We’d also like to thank Ken Fickett (founder and owner of Mirage Custom Boats, which makes Great Harbour trawlers) and Eric Kraft (chief of sales) for inviting us to a two-day seminar of Great Harbour owners in Gainesville, Florida a few years ago. Keenan and I drove up from Miami, learned a lot about trawlers, and got to meet lots of nice folks. The following spring we even chartered an N37 trawler for a week in the Bahamas to see if the trawler lifestyle was for us.
We’ve owned two sail boats and always planned to live aboard a sail boat. But, the tide began to turn on our next boat choice after we focused more on the homeschooling aspect of living aboard. And to do the Great Loop and pass under hundreds of bridges and through nearly as many locks, a trawler just seemed to make more sense than a sail boat. In a sail boat we’d have to step the mast for large portions of the trip and also wait for the vast majority of bascule and swing bridges to open. Our minds were made up – a trawler it would be. That said, the Great Loop has been done in sailboats! And we did keep our day sailor (co-owned with Uncle Doug!) in Miami for when we return because not much can match the feeling of cruising by wind power alone… (More about why we choose a trawler, and this trawler in particular, in a later post.)
Last, but certainly not least, among the Great Harbour family members, we owe the biggest thanks to Brooke and Dee Williams who live aboard East Passage, a GH47. Keenan and I met Brooke at the seminar in Gainesville. We met-up with Brooke (a retired English teacher) and Dee (a retired doctor) the following summer while on a Samway family vacation in Maine (in Bayside, our very favorite place on Earth!), and the Williams took us, and my parents, for a lovely ride on the Penobscot Bay aboard their trawler and gave us good guidance on all things boaty.

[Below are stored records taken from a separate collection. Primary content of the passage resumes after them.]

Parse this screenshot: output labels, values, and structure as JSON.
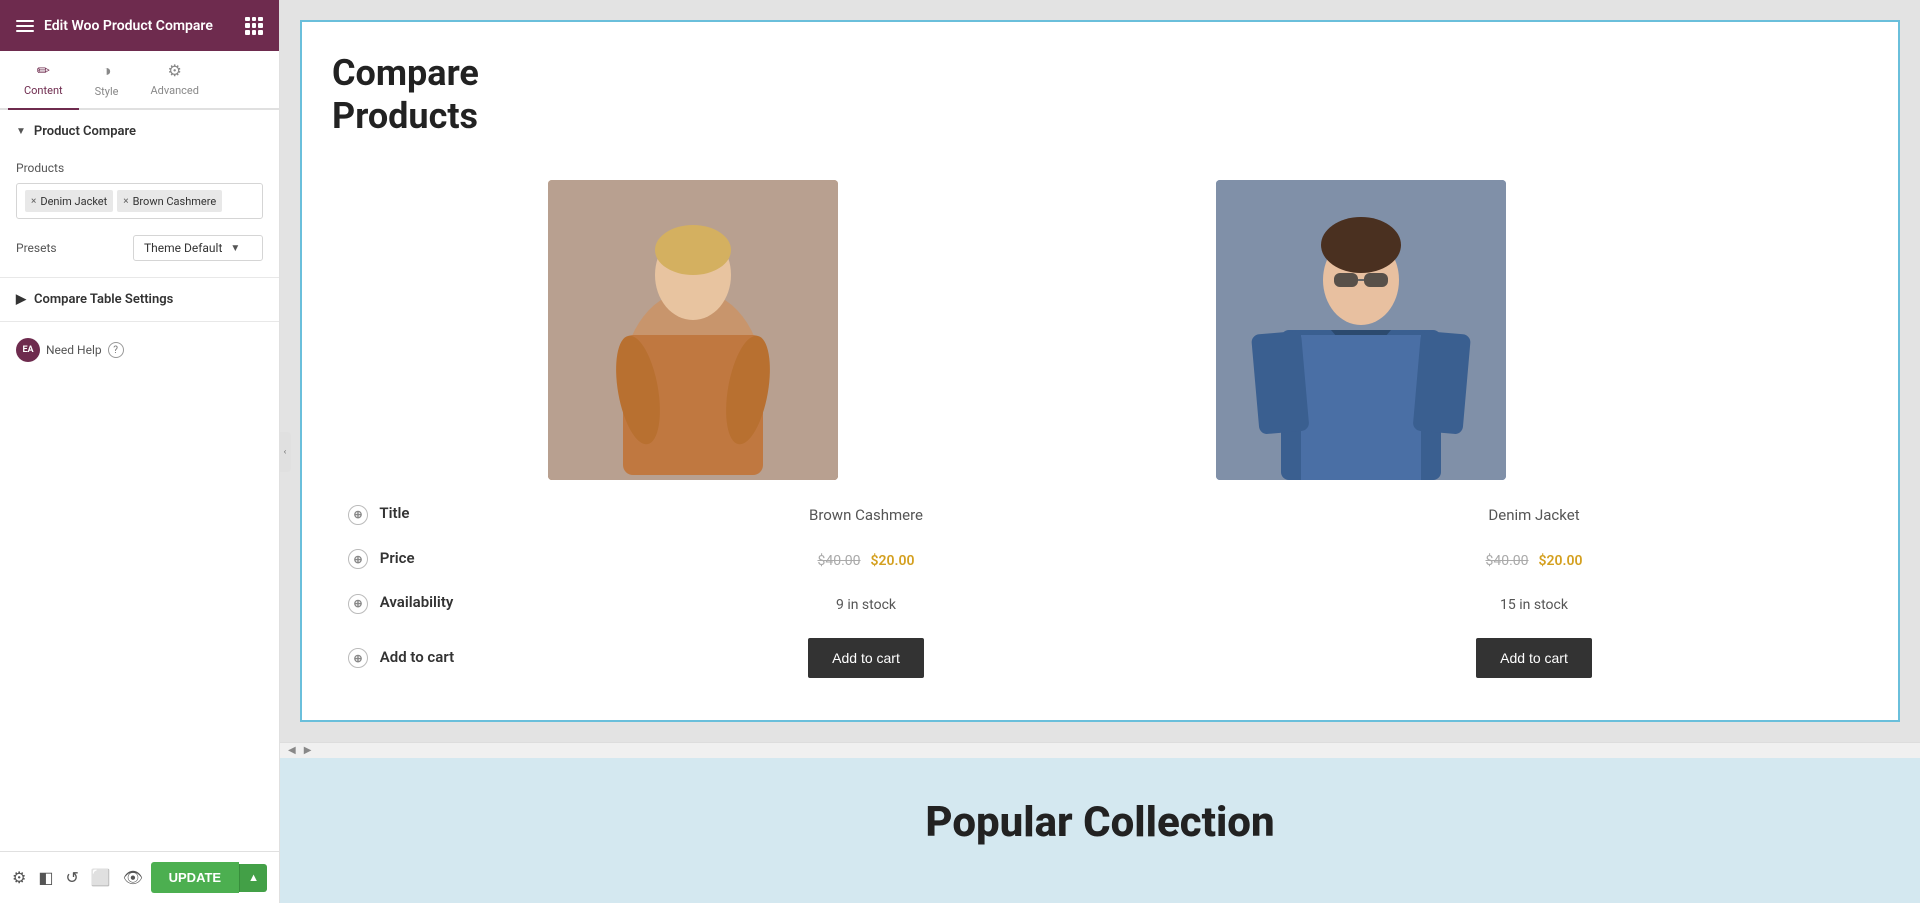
{
  "header": {
    "title": "Edit Woo Product Compare",
    "hamburger_label": "menu",
    "grid_label": "apps"
  },
  "tabs": [
    {
      "id": "content",
      "label": "Content",
      "icon": "✏️",
      "active": true
    },
    {
      "id": "style",
      "label": "Style",
      "icon": "🎨",
      "active": false
    },
    {
      "id": "advanced",
      "label": "Advanced",
      "icon": "⚙️",
      "active": false
    }
  ],
  "sections": {
    "product_compare": {
      "label": "Product Compare",
      "expanded": true,
      "fields": {
        "products_label": "Products",
        "tags": [
          {
            "text": "Denim Jacket",
            "removable": true
          },
          {
            "text": "Brown Cashmere",
            "removable": true
          }
        ],
        "presets_label": "Presets",
        "presets_value": "Theme Default"
      }
    },
    "compare_table_settings": {
      "label": "Compare Table Settings",
      "expanded": false
    }
  },
  "need_help": {
    "badge": "EA",
    "label": "Need Help",
    "help_icon": "?"
  },
  "bottom_toolbar": {
    "update_label": "UPDATE",
    "icons": [
      "⚙",
      "◧",
      "↺",
      "⬜",
      "👁"
    ]
  },
  "canvas": {
    "widget_title": "Compare Products",
    "products": [
      {
        "name": "Brown Cashmere",
        "image_style": "cashmere-brown",
        "original_price": "$40.00",
        "sale_price": "$20.00",
        "availability": "9 in stock",
        "add_to_cart": "Add to cart"
      },
      {
        "name": "Denim Jacket",
        "image_style": "jacket-denim",
        "original_price": "$40.00",
        "sale_price": "$20.00",
        "availability": "15 in stock",
        "add_to_cart": "Add to cart"
      }
    ],
    "compare_rows": [
      {
        "label": "Title"
      },
      {
        "label": "Price"
      },
      {
        "label": "Availability"
      },
      {
        "label": "Add to cart"
      }
    ]
  },
  "lower_section": {
    "title": "Popular Collection"
  }
}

Turns out Brooke and Dee are also accomplished photographers, though they’d be the last to admit it. Recognizing Keenan’s interest in boats and cameras, Brooke offered to mentor Keenan on the art of photography. You can see some of Keenan’s work on display in our photo albums. Brooke helped school Keenan on mechanics, settings, lighting, composition, timing, vision and so on. We managed only a few sessions over the phone with Brooke last semester before we moved aboard full-time. Once we’re back from the Bahamas (and the $4/minute calls, assuming you can connect), we promise to re-connect if Brooke and Dee aren’t then out of reach themselves deep in the southern Bahamas and shooting pictures of the Out Island Regatta in Georgetown… In the meantime, thank you Brooke and Dee for your mentorship and good guidance. We’re very grateful!
Our families and long-time friends know we thank them immensely for all they’ve done for us, but here we want to say thank you again to the individuals, teams, and new friends who’ve helped us make this idea of cruising with our family into something tangible. We’re here. It worked. Thank you.